“At present there are four groups going around the country giving talks to schools, academe and even to civilians explaining what federalism is all about,” Sueño said. The official said one of the clear benefits the local government units (LGUs) can get from a federal state government is fiscal autonomy.
   
Today, there will be a Federalism Forum at the PNP national headquarters in Camp Crame where topics to be discussed among other things are the following: the comparison of presidential system and parliamentary system and their advantages and disadvantages; the structure of the national police in a federal system of government; courts in a federal system of government; and shift from unitary-presidential system to federal-semi-presidential or modified parliamentary system.
   
Officials privy to the lectures on a federal form of government in the Philippines as espoused by President Duterte explained that in the United States, there are federal police whose jurisdiction is limited to the federal property to which they are assigned.
   
The General Services Administration and Veteran’s Administration are two agencies employing federal police officers. There are also numerous federal law enforcement agencies with various jurisdictions to investigate federal crimes. In some states, some federal agents are authorized to make arrests for state offenses and it is not uncommon for federal agents to prosecute for state crimes when prosecution is declined by federal prosecutors.
   
State and local police can also refer crimes directly to federal prosecutors in some instances but their authority is limited to the state or local boundaries.
   
Federal crimes are generally those involving interstate commerce.

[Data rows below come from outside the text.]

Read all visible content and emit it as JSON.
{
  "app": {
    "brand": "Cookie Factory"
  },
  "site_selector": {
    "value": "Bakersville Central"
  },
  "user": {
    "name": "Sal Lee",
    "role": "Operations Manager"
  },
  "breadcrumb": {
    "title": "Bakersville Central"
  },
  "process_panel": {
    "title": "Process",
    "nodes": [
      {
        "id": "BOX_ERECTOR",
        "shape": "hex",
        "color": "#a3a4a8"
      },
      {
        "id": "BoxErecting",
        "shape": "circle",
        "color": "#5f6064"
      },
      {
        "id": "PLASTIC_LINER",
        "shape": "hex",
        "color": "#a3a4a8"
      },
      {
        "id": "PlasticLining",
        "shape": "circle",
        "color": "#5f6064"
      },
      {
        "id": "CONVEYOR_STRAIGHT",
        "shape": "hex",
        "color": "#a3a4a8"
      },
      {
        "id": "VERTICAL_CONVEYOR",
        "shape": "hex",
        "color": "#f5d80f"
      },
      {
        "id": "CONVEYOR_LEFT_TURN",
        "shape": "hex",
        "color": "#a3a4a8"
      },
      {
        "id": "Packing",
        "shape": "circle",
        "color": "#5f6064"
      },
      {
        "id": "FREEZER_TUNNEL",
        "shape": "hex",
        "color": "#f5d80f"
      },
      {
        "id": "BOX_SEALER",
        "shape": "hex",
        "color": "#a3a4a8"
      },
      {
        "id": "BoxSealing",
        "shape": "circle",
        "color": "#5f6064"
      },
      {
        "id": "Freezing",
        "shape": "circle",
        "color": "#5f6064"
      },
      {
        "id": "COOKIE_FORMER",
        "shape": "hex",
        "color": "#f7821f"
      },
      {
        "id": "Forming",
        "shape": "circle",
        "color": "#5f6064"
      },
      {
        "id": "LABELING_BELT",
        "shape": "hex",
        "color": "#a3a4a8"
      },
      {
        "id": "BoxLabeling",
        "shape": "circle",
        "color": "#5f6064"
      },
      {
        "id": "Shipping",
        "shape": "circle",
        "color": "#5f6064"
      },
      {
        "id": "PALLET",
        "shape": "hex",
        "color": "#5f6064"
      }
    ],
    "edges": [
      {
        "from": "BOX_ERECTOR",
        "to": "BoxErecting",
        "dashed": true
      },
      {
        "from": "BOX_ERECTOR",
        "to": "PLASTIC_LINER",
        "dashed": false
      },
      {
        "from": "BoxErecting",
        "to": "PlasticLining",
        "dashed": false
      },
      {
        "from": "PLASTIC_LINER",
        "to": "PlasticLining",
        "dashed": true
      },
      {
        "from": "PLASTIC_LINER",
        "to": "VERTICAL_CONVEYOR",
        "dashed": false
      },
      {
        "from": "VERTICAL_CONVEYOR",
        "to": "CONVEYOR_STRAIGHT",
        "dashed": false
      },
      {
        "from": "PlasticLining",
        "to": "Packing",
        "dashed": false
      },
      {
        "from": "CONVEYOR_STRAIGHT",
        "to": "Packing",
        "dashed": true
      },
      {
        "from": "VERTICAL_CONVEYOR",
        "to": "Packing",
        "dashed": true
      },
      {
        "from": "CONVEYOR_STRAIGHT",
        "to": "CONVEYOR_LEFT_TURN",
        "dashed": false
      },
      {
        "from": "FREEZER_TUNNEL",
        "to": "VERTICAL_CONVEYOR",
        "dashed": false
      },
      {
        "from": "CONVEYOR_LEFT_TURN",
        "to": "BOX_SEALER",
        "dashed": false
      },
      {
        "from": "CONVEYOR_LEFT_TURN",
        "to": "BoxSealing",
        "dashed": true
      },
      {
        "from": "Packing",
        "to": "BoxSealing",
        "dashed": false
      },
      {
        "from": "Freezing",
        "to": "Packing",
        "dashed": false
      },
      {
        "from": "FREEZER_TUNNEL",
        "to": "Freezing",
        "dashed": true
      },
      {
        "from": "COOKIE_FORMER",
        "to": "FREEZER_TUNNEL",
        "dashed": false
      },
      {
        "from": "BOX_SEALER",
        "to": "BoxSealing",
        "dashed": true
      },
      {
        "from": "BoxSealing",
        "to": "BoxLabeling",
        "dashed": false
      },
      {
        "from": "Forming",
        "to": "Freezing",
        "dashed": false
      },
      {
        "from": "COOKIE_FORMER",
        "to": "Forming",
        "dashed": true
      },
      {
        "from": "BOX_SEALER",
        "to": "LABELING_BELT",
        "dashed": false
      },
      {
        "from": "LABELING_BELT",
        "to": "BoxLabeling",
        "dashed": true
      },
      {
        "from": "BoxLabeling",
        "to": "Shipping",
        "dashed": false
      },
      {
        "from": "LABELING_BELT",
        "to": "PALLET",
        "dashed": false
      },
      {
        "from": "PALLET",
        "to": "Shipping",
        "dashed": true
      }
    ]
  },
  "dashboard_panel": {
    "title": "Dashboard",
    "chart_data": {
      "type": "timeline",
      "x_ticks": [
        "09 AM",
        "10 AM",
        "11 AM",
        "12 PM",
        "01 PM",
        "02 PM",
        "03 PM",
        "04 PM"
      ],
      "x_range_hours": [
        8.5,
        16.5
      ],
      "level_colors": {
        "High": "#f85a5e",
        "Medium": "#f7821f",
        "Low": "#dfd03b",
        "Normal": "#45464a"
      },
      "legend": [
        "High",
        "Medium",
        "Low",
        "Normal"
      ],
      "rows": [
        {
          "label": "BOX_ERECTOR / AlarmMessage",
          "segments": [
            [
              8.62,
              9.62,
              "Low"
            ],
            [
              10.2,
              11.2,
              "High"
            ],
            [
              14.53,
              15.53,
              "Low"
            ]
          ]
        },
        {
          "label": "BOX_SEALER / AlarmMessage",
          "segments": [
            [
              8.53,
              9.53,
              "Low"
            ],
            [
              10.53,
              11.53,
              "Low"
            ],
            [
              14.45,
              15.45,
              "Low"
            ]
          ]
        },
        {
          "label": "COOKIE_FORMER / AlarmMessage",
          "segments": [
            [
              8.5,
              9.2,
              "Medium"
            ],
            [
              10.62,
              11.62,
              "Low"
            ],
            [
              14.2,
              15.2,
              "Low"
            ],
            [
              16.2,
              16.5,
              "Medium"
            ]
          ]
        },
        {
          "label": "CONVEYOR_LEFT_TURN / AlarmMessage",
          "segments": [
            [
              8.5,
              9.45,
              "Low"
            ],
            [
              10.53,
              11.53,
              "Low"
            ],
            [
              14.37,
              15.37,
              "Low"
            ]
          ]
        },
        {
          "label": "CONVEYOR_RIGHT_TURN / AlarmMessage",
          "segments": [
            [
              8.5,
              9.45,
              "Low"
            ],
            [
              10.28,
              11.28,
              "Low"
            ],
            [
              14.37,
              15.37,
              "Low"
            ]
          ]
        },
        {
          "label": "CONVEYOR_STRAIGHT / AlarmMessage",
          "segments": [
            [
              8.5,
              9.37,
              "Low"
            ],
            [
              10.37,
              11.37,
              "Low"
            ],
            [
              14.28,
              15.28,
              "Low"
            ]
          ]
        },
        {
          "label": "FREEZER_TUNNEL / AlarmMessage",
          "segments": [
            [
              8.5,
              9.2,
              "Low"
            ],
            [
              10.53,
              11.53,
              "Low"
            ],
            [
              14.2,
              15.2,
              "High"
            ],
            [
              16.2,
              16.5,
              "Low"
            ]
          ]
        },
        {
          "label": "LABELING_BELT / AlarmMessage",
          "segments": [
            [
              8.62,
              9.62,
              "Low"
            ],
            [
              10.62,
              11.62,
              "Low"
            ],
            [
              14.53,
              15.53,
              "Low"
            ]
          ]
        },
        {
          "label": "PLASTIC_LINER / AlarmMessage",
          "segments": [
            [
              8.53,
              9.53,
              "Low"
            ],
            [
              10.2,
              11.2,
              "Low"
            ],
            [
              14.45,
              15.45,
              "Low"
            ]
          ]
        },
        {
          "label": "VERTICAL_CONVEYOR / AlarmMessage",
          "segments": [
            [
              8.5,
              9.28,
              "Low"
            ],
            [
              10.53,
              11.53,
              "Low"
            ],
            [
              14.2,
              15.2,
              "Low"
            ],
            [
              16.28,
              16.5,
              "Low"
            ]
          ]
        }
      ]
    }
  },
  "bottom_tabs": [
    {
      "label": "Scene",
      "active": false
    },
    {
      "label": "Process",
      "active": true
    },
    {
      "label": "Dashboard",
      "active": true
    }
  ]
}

State crimes on the other hand include crimes similar to those at the federal level and those affecting local public safety such as assault and burglary.
   
However, the most important difference in the US is that State Police exist and that there are no Federal Police in the US. It should also be understood that there are various federal law enforcement agencies in the US such as the Federal Bureau of Investigation and the Drug Enforcement Administration but no Federal Police.
   
“The primary difference between Federal and State law enforcement agencies in the US is that Federal law enforcement only enforces federal law while state and local police enforce state and local laws,” said PNP Deputy Director for Plans, Chief Superintendent Arnold D. Gunnacao.
   
The official said their study of the US federal form of government says that US federal police’s jurisdiction is limited to the federal property to which they are assigned.
   
The US Constitution established a system of federalism that allocates power, authority and sovereignty between the federal government at the national level and its constituent units at the state and local levels.
   
If the Duterte government’s proposed federal form of government would be patterned after the US federal system, officials said it would possibly mean that the 18 regions in the country would be divided into a federal state which has its own state police coming from members of the 160,000-strong PNP.
   
A Federal State could also recruit and organize its own special units like those from the Criminal Investigation and Detection Group, Highway Patrol Group, Maritime Group and the Special Action Force as well as their own Crime Laboratory.
   
That possibility would mean that the PNP national headquarters would be the home of a Federal Police force whose members should decide on whether they will remain with the Federal Police or become member of State Police.

(to be continued)